I’m not the only one who has noticed the similarities between how traffickers behave and what the women in the docuseries say Kelly did to them; according to the Washington Post, Kim Mehlman-Orozco, an expert in sex trafficking cases, “was struck by the similarities from the accusations in the Surviving R. Kelly documentary and the stories told by convicted sex traffickers, [saying,] ‘These sex traffickers didn’t allow women to talk to each other, and the traffickers compared themselves to God.'”
But just making the connection isn’t enough. I believe when we discuss R. Kelly, we must we use the correct language. We need to call his alleged behaviour trafficking, because calling it anything else minimizes the criminality of these actions. Surviving R. Kelly isn’t talking about a man who simply mistreats women; it’s talking about a man who has expertly targeted, groomed and exploited the naïveté of countless Black women and girls by exerting an extreme level of control and manipulation.
It can be surprisingly difficult to use this language to describe Kelly, though. Against all the odds, there are still those who believe the “Pied Piper of R&B” is innocent. (Yes, even with that nickname, and in the age of #MeToo.) Perhaps this is because too many people, even within the Black community, still believe that the young Black women and girls who say he abused them were willing participants.
But the idea that these young Black women and girls are complicit in their own abuse is a sign of a larger problem: Society still doesn’t believe Black women and girls, nor does it prioritize their pain. As journalist Jim DeRogatis, whose coverage of R. Kelly’s alleged predation spans two decades, said in a 2013 interview with the Village Voice, “The saddest fact I’ve learned is nobody matters less to our society than young black women. Nobody.” Jemele Hill reiterates the point in a recent Atlantic column on the Black community’s protection of Kelly, saying, “Black girls and women are often on their own in fighting abuse and misogynoir.”
Surviving R. Kelly shows the impact of emotional abuse
But I think people also blame these young women and girls for their own emotional and mental abuse because they don’t understand the impact it has. I know from my own experience in “the life,” and the experiences of the young women and girls I work with today, that physical violence is not unheard of—but there are also other forms of control. Traffickers will intentionally seek out vulnerable victims, many times taking on the role of a boyfriend, father figure or protector. Some may make promises of financial security or a glamorous lifestyle. They’ll also exert control in other ways, including making their victims fear them, playing mind games and isolating them from friends and family.
I was one of the lucky ones. I escaped my traffickers after a few months, and I was able to rebuild my life. It wasn’t easy and I suffered many setbacks, but I was eventually able to return to school to complete both a bachelor’s degree and a master’s of science. I now work as an advocate and wellness educator for survivors of human trafficking and vulnerable youth. My hope is that, thanks to the women who spearheaded the #MuteRKelly movement and executive producer Dream Hampton and the team behind Surviving R. Kelly, Kelly will finally face consequences for his alleged actions, and that “R. Kelly’s girls” will have the same chance to rebuild their lives as I did.
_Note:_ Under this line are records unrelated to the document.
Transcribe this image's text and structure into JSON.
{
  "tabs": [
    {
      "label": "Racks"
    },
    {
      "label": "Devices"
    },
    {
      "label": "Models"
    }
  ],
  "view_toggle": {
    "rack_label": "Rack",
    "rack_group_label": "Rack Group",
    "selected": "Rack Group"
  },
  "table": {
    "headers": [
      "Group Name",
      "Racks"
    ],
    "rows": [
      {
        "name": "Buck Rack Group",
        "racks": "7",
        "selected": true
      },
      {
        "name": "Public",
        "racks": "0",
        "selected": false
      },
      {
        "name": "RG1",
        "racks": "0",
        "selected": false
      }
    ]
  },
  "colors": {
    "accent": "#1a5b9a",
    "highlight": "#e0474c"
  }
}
But I also hope our conversations around Kelly—and Cyntoia Brown, for that matter—will allow us to question our own beliefs about victims and perpetrators. And more importantly, that they’ll help us stop ignoring trafficking wherever it’s found, whether that’s in Hollywood, or in the suburbs of Chicago, or in our own backyard. It’s up to all of us to say that, as a society, we will not tolerate the exploitation of women and girls and demand policies and punishments fitting to these crimes. Only then can we truly address the problem at hand and finally #EndHumanTrafficking.
Rhonelle Bruder is an educator, advocate and the founder of the Rise Initiative, a grassroots project that supports vulnerable youth, particularly survivors of human trafficking.